Living with Ricky is fine. The things you accept—they’re small things. Like the way he kicks off his shoes in the hallway at the end of the workday, leaving them there for you to nearly break your ankle on when you have to pee in the middle of the night. He has a point: if you know you’re going to trip on them, why don’t you just move them? Or also how he’ll fall asleep after work on Fridays—you both get off at five, but he always gets home first and somehow has time to be on his third Corona when you walk into the apartment, and he’s sitting in the yellow beanbag chair, half-asleep with an Angels game on, remote tucked safely under his leg. He’s happy to wake up early Saturday morning after you’ve talked the night before about sleeping in together, the weekend being the only real chance you get to wake up with him slowly, to lie in bed in that half-drowsing state that’s exactly how you’d spend your whole life if only someone would, you know, create a job for that, a job where pajamas were the uniform, a bed the office, and being snoozy and not really worrying about the clanging outside world was the main task at hand—those mornings, while you’re drooling into your pillow, Ricky will yank on his sponsor-laden clothes and go bicycling. Leaving you to wake up alone. Which isn’t so bad, but then he’ll call around noon asking you to pick him up at the local craft brewery as he’s had too many to bike home. That’s responsible, though. Calling you.
On October 24, 1956, the day I turned 9.8, my grandmother came to take me out of school in Budapest’s 6th District. We were in the middle of reviewing decimal points because of a mistake a classmate named Mary had made. Other parents and grandparents were arriving too with the same aim, although no one had come yet to get Zoli, the boy who sat beside me.

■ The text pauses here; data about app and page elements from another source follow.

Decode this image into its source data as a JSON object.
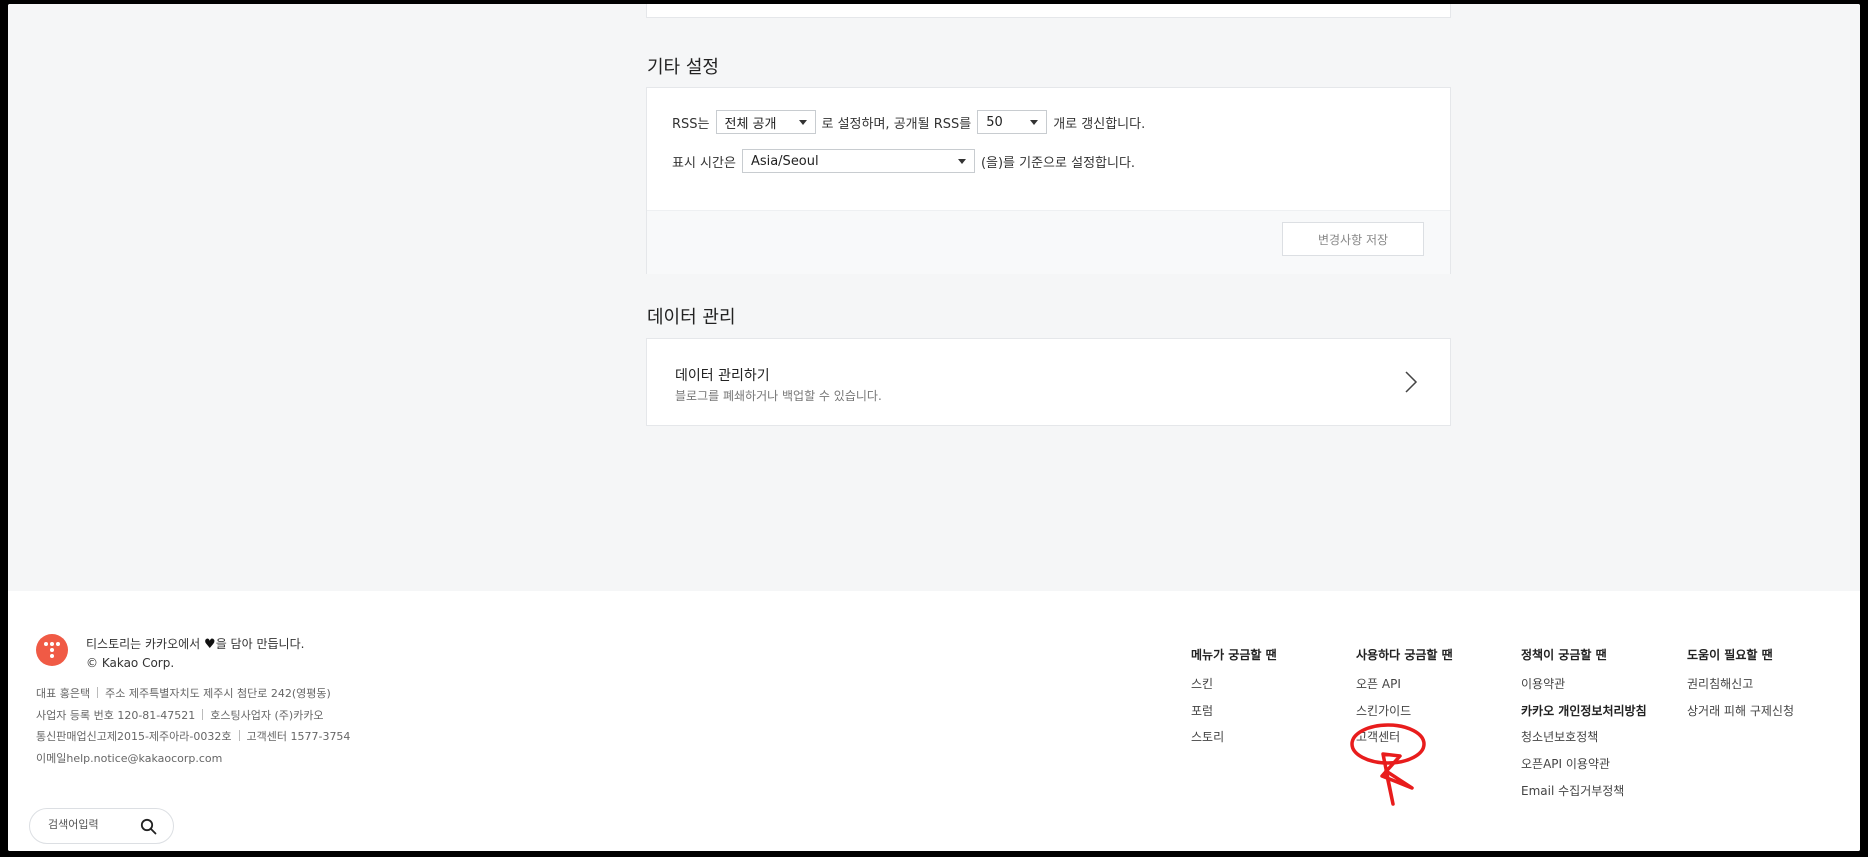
{
  "sections": {
    "other_settings_title": "기타 설정",
    "data_management_title": "데이터 관리"
  },
  "rss": {
    "prefix": "RSS는",
    "visibility_value": "전체 공개",
    "middle": "로 설정하며, 공개될 RSS를",
    "count_value": "50",
    "suffix": "개로 갱신합니다."
  },
  "timezone": {
    "prefix": "표시 시간은",
    "value": "Asia/Seoul",
    "suffix": "(을)를 기준으로 설정합니다."
  },
  "save_button": "변경사항 저장",
  "data_management": {
    "title": "데이터 관리하기",
    "description": "블로그를 폐쇄하거나 백업할 수 있습니다."
  },
  "footer": {
    "tagline_before": "티스토리는 카카오에서",
    "tagline_after": "을 담아 만듭니다.",
    "copyright": "© Kakao Corp.",
    "info": {
      "ceo": "대표 홍은택",
      "address": "주소 제주특별자치도 제주시 첨단로 242(영평동)",
      "biz_no": "사업자 등록 번호 120-81-47521",
      "hosting": "호스팅사업자 (주)카카오",
      "mail_order": "통신판매업신고제2015-제주아라-0032호",
      "cs": "고객센터 1577-3754",
      "email": "이메일help.notice@kakaocorp.com"
    },
    "search_placeholder": "검색어입력",
    "columns": [
      {
        "title": "메뉴가 궁금할 땐",
        "links": [
          "스킨",
          "포럼",
          "스토리"
        ]
      },
      {
        "title": "사용하다 궁금할 땐",
        "links": [
          "오픈 API",
          "스킨가이드",
          "고객센터"
        ]
      },
      {
        "title": "정책이 궁금할 땐",
        "links": [
          "이용약관",
          "카카오 개인정보처리방침",
          "청소년보호정책",
          "오픈API 이용약관",
          "Email 수집거부정책"
        ]
      },
      {
        "title": "도움이 필요할 땐",
        "links": [
          "권리침해신고",
          "상거래 피해 구제신청"
        ]
      }
    ]
  },
  "colors": {
    "logo": "#f05a45",
    "annotation": "#e81c1c"
  },
  "icons": {
    "logo": "tistory-logo-icon",
    "heart": "heart-icon",
    "search": "search-icon",
    "chevron": "chevron-right-icon",
    "dropdown": "caret-down-icon"
  }
}
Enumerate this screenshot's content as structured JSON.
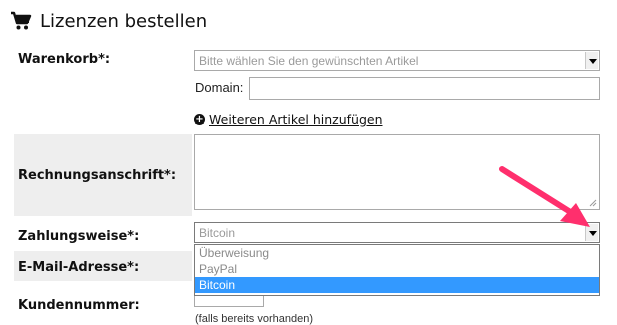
{
  "header": {
    "title": "Lizenzen bestellen"
  },
  "form": {
    "cart": {
      "label": "Warenkorb*:",
      "select_value": "Bitte wählen Sie den gewünschten Artikel",
      "domain_label": "Domain:",
      "domain_value": "",
      "add_item_link": "Weiteren Artikel hinzufügen"
    },
    "billing": {
      "label": "Rechnungsanschrift*:",
      "value": ""
    },
    "payment": {
      "label": "Zahlungsweise*:",
      "select_value": "Bitcoin",
      "options": [
        "Überweisung",
        "PayPal",
        "Bitcoin"
      ],
      "selected_option": "Bitcoin"
    },
    "email": {
      "label": "E-Mail-Adresse*:",
      "value": ""
    },
    "customer_number": {
      "label": "Kundennummer:",
      "value": "",
      "note": "(falls bereits vorhanden)"
    }
  },
  "icons": {
    "cart": "cart-icon",
    "plus": "plus-circle-icon",
    "dropdown": "chevron-down-icon"
  },
  "colors": {
    "row_highlight": "#eeeeee",
    "selected_option": "#3399ff",
    "annotation_arrow": "#ff2f6d"
  }
}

The first time I came upon Raley was in a volume of Edith Wharton’s correspondence—a short, scabrous note he wrote from Venice in the winter of 1908. When I later read his Drowned City—one of those belated NYRB Classics that seem to appear out of a hidden crack in the library of Babel—I found its rooftop phantasmagoria irresistible. Tales of an unnamed city’s last population of gnarled maniacs, scheming widows, foolish valentines, old men whose eyes are black with mascara, boatmen mooring their vessels to weathervanes, women who sell their kisses for a dry bed. The city is half-sunk in its dream and no news of the world across the spent sea. “An imagination as awkward and prophetic as Kafka’s,” says the blurb, predictably. Nobody knew about the book for a hundred years. It was privately printed in Venice in 1899—only a trunkful of copies—and remained obscure till Edward Kingsley, the Anglo-Italian philanthropist-slash-Luddite, found it in a library in Burano. James Wood’s piece in the New Republic, although not without censure (“Raley’s iambic murmur too often apes the Jacobeans … but the wry vision is his own. His world is peopled by blind self-unravelers, and we are their stunned eavesdroppers”), sent me to the bookshop, and I tore through the two hundred perfect pages in a sitting.